Details are vague, but according to a press release published this afternoon (included after the jump), Vice President Joe Biden will make a campaign stop in Gambier on Tuesday, Oct. 30 for a “grassroots” event. Biden will also pay a visit to Wooster, Ohio.
After 10 years, seven buildings and 3,597 graduates, President S. Georgia Nugent announced on Monday that she will be stepping down at the close of the 2012-2013 academic year. Interviewed shortly after her announcement, she said it was a decision three years in the making. “I just kind of had a philosophical feeling that 10 years is a good amount of time to lead an organization,” Nugent told the Thrill. “My idea was that any leader comes with strengths and biases and blind spots and they do what they can do best and … after about 10 years … it makes sense for the organization to have different leadership.”
This afternoon, President S. Georgia Nugent made her first official statement on the College’s plan to outsource its maintenance management to Sodexo. In a long Q&A, Nugent attempted to dispel the rumors which have been circulating in the week since the College’s announcement. Here’s what you need to know:
What is Sodexo?
The French firm, which was founded in 1966, is “the leading provider of integrated food and facilities management services in the U.S., Canada, and Mexico” serving “10 million consumers in 6,000 locations every day,” and they employ nearly 380,000 people in 80 countries, according to company publicity materials.
In an interview with The Thrill this morning, Nugent cited the organization’s size as one of its chief appeals. “The size and range of Sodexo means that they have a very broad base of experience and resources. I believe they contract with approximately 800 colleges and universities in America. And so if part of what you’re trying to do is gain access to broader experience and resources, that kind of reach is an advantage.”
What is the proposal?
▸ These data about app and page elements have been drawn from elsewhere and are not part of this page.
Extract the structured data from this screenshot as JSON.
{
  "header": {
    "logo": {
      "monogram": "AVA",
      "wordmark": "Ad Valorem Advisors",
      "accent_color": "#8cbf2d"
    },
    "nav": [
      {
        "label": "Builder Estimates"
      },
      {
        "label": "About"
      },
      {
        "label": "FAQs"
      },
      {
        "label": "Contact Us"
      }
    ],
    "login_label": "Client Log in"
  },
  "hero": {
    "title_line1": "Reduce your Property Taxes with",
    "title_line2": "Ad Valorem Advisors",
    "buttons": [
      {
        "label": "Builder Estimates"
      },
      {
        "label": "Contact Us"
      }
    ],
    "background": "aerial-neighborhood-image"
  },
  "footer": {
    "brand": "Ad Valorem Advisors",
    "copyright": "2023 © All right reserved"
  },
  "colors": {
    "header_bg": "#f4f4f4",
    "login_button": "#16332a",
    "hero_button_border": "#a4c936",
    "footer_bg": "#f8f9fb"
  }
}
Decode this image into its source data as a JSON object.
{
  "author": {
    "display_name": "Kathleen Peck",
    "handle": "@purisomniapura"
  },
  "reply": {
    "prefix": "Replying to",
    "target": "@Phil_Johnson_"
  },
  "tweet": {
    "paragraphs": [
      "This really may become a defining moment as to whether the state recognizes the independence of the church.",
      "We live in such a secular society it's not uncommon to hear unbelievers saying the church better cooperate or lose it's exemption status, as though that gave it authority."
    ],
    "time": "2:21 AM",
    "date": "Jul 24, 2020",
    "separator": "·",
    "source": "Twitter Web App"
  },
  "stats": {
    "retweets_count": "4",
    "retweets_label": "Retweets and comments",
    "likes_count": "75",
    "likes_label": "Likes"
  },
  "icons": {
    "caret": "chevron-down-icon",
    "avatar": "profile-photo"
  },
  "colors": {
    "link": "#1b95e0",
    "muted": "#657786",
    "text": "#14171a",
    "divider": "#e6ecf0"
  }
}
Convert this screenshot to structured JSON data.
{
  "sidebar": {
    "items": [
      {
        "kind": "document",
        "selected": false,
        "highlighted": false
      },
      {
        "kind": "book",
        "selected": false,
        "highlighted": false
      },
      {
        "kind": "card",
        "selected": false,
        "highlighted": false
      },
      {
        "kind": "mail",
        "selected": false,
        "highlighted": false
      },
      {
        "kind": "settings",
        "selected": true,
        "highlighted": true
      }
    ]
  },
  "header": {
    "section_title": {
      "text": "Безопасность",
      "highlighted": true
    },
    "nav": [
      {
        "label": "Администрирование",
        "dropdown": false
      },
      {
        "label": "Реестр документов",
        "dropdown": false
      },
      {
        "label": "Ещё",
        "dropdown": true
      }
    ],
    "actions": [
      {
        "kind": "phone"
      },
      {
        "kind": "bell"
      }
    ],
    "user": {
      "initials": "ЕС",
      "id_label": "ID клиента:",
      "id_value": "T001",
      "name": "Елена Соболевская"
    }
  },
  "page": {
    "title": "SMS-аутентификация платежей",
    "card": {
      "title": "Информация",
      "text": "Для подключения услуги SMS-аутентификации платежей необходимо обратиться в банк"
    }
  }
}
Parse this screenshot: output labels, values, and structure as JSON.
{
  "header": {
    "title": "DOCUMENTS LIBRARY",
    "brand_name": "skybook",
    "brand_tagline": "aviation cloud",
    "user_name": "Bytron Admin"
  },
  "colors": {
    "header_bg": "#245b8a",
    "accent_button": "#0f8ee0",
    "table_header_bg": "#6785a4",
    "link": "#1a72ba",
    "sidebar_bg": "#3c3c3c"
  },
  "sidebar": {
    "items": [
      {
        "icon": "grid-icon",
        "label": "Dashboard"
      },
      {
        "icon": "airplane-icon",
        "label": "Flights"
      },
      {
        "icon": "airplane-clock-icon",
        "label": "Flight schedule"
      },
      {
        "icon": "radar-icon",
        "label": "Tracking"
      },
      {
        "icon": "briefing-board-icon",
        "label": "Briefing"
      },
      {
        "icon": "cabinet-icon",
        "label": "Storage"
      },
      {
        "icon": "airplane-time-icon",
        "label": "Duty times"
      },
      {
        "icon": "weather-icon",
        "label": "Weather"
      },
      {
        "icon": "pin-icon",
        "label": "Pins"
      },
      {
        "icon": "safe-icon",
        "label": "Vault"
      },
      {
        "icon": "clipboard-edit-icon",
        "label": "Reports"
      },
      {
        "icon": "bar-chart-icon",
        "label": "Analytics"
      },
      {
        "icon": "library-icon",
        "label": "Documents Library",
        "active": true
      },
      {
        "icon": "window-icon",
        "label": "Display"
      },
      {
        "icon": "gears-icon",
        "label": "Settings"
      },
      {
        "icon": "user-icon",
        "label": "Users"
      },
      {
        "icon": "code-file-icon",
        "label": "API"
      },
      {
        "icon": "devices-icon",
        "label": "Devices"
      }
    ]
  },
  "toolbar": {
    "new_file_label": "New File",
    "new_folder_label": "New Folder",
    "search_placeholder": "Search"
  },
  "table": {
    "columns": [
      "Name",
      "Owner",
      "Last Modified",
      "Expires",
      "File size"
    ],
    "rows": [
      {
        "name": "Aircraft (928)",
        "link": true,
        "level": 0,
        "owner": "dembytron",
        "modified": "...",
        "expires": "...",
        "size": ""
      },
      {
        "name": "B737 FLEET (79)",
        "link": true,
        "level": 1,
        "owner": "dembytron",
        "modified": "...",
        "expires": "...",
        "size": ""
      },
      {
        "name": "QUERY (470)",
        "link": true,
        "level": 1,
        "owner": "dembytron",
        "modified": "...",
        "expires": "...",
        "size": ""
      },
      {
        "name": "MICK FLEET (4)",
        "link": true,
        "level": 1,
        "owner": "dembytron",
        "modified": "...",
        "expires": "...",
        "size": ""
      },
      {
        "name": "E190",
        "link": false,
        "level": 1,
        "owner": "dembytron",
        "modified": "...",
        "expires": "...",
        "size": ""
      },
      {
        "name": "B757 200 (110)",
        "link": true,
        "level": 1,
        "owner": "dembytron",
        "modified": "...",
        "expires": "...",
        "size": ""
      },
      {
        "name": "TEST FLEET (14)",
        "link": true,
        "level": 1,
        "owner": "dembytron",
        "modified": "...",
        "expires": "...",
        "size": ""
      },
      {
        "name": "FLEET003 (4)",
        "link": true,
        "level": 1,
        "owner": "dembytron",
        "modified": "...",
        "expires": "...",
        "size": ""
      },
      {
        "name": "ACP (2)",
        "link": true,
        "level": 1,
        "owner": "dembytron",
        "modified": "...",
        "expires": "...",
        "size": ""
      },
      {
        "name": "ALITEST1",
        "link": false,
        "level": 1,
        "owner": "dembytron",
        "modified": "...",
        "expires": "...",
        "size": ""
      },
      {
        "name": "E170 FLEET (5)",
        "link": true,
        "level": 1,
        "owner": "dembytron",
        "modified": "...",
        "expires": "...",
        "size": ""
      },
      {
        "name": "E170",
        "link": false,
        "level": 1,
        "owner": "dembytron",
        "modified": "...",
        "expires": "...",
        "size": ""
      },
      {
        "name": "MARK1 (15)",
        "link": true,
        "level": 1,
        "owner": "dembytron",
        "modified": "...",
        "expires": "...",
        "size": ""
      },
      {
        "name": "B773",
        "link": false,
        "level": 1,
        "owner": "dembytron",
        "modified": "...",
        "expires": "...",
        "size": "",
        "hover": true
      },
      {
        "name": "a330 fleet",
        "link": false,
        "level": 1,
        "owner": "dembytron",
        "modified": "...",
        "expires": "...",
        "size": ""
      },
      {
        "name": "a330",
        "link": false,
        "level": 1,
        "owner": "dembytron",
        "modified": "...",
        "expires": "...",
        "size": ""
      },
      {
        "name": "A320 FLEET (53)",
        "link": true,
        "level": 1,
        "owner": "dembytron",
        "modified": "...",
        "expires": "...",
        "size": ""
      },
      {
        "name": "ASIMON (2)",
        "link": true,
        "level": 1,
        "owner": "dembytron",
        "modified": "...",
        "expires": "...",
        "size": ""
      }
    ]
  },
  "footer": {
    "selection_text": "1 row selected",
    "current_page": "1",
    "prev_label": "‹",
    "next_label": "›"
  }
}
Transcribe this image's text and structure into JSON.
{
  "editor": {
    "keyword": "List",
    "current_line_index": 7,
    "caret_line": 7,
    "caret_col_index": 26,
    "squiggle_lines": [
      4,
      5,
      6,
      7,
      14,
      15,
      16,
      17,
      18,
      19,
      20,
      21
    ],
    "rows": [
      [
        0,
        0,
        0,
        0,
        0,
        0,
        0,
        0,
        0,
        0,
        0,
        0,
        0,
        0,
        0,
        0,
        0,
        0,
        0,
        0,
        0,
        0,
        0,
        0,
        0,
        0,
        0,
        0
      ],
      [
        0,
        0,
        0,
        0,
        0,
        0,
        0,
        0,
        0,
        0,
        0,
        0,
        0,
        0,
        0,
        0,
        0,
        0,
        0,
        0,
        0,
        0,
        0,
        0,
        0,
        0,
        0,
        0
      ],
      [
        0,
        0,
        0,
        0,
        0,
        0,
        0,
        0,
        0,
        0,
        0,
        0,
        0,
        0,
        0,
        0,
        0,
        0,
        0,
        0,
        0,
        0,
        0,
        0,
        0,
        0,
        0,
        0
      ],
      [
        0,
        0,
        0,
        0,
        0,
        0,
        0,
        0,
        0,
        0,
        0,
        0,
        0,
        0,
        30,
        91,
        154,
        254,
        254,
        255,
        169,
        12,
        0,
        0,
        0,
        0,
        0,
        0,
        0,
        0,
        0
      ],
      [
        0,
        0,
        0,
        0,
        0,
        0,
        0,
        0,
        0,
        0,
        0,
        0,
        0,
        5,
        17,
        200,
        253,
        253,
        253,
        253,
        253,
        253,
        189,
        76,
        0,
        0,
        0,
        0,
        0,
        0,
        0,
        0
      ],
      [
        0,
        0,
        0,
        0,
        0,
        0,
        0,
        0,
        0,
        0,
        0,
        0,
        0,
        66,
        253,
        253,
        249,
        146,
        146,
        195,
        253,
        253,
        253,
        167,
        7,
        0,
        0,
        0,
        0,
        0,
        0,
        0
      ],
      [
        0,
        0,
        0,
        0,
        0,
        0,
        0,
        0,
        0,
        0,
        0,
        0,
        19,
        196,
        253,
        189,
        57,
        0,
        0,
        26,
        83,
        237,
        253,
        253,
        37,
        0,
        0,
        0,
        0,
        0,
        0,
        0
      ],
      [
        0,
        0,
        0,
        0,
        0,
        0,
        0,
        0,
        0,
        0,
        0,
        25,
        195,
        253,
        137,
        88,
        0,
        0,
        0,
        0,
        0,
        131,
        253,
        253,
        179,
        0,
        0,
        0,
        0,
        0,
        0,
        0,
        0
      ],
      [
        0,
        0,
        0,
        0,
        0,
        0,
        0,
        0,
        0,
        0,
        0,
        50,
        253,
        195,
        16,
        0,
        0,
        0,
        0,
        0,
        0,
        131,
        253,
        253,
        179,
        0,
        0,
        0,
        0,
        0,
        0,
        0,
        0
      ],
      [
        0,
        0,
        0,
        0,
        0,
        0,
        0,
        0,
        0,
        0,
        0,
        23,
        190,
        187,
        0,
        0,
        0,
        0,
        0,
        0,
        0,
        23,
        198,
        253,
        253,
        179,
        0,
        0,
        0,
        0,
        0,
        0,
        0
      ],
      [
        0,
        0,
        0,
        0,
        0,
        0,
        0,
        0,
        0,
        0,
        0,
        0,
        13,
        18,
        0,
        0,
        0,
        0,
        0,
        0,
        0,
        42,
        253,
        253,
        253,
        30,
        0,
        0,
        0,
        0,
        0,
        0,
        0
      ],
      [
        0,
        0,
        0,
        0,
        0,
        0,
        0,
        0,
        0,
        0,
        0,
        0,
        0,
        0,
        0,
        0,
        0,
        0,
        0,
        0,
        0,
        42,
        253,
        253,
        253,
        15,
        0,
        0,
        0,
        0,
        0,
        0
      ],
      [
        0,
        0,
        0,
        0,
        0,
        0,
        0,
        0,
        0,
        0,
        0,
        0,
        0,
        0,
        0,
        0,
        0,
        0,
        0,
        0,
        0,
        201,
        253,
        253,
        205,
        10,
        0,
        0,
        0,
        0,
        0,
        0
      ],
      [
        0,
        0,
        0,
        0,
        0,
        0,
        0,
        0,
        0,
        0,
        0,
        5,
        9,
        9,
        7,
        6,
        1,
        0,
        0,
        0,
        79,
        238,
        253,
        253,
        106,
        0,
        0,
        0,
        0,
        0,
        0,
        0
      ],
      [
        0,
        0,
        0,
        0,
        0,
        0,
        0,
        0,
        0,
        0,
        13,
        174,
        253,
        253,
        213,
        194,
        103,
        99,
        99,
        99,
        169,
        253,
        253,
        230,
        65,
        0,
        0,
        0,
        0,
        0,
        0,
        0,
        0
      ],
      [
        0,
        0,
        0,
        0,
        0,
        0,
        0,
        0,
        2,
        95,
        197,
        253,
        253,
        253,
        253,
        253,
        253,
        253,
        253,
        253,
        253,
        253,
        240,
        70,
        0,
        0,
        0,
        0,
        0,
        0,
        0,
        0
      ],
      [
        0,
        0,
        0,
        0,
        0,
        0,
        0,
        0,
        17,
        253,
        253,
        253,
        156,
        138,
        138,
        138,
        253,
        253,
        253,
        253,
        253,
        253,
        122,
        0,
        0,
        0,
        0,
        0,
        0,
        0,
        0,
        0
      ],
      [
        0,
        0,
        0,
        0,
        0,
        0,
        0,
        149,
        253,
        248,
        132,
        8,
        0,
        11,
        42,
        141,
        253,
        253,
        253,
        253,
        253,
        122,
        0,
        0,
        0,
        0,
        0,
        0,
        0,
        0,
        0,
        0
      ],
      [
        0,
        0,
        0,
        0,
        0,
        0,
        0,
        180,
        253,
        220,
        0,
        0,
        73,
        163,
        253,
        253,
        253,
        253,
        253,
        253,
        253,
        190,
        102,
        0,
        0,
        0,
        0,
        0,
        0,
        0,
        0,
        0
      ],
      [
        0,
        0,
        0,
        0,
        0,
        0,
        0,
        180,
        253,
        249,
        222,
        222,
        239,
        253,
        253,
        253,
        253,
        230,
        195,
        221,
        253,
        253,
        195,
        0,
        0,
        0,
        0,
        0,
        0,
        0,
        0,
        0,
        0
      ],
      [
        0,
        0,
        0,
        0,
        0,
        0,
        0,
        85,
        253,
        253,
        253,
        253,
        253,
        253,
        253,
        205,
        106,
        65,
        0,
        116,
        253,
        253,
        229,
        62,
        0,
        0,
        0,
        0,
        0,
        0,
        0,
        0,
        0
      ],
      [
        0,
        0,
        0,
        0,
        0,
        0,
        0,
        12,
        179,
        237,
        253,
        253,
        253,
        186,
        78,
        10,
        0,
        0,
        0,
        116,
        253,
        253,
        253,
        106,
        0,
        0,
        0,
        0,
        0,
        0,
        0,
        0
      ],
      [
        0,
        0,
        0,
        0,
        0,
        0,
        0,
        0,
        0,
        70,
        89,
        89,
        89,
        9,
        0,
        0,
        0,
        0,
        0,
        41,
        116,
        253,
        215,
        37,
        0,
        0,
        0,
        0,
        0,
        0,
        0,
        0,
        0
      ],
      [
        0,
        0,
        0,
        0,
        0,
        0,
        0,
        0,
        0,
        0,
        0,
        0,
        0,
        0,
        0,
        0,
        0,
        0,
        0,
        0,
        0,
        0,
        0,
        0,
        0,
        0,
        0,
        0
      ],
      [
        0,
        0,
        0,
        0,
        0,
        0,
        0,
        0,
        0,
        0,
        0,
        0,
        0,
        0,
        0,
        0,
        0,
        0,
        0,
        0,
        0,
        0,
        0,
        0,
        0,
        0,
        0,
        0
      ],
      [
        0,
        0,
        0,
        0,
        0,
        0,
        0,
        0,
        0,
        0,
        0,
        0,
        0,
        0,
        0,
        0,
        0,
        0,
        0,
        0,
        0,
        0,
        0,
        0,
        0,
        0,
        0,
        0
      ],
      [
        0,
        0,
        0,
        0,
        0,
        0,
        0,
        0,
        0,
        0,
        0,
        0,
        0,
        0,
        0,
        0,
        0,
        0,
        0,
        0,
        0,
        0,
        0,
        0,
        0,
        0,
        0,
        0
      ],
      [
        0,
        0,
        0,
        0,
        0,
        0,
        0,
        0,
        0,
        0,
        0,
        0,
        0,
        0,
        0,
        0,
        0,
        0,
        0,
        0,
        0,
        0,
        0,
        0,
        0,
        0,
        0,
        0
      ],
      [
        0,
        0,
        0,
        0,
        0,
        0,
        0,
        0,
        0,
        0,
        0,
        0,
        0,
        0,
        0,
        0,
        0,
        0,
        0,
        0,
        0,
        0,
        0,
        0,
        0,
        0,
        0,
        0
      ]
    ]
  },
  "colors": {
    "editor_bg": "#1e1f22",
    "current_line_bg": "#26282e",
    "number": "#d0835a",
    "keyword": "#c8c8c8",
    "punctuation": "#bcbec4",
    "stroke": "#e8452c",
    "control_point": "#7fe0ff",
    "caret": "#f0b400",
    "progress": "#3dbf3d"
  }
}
When United Electrical Workers, Machine and Radio Workers of America (UE) Local 712, Kenyon’s maintenance union, entered contract negotiations on June 5, they were informed that the College was in the final stages of signing a partnership with Sodexo that would give that firm managerial control over Kenyon’s maintenance operations. Nugent cautioned, however, that “one fact that is sometimes being overlooked in this discussion is that we are employing [Sodexo]; they’re not employing us. If we are not happy with the services or the practices of that organization, we won’t continue to employ them.”
Will anyone lose his or her job?
“The contract specifies that no positions will be lost,” Nugent said.
Yesterday, the Collegian spoke with Robert Smith, president of UE (United Electrical, Radio and Machine Workers of America) Local 712, Kenyon’s maintenance union. Here’s some of what he had to say about the College’s decision, his union’s reaction and their upcoming negotiations:
We hadn’t heard any rumors. We were never approached by the company saying they were thinking about doing this or anything. It was just kind of dumped in our lap.
A lot of our guys have been here for a long time, and they’re just sickened by it. Sickened to the point that you have a problem putting one foot in front of the other.
It’s just shocking to me that they would even invite a company like that on campus to give them a quote in the first place.
This weekend, two senior thesis shows are going up on top of all the other events crowding the Kenyon calendar. Since The Receptionist goes up for a second time tonight, we’re giving you a peek into what a Thursday-night audience member thought of the show so you can make your decisions about what to do with your Saturday.
There’s a cast of characters who don’t get credit in the program for The Receptionist, the short and often funny senior thesis of Caroline Black, Ellie Shepley and Alyssa White. These unseen characters are painted in the negative by Black, who plays the title character and spends much of the show at the reception desk of a nondescript office answering calls with a pitch-perfect curtly chipper voice. We hear her end of conversations with her teacup-collecting husband, a co-worker’s narcissistic ex and an anarchist on the heels of a one-night stand with a glorified pool boy.
At times, the phone feels like a crutch. The ringing interrupts onstage relationships between the characters. But the gimmick also preserves the anonymity of the office place, and Black’s dynamic acting and good timing develop a real world on the other line.
There are good moments throughout this hour-long play. Continue reading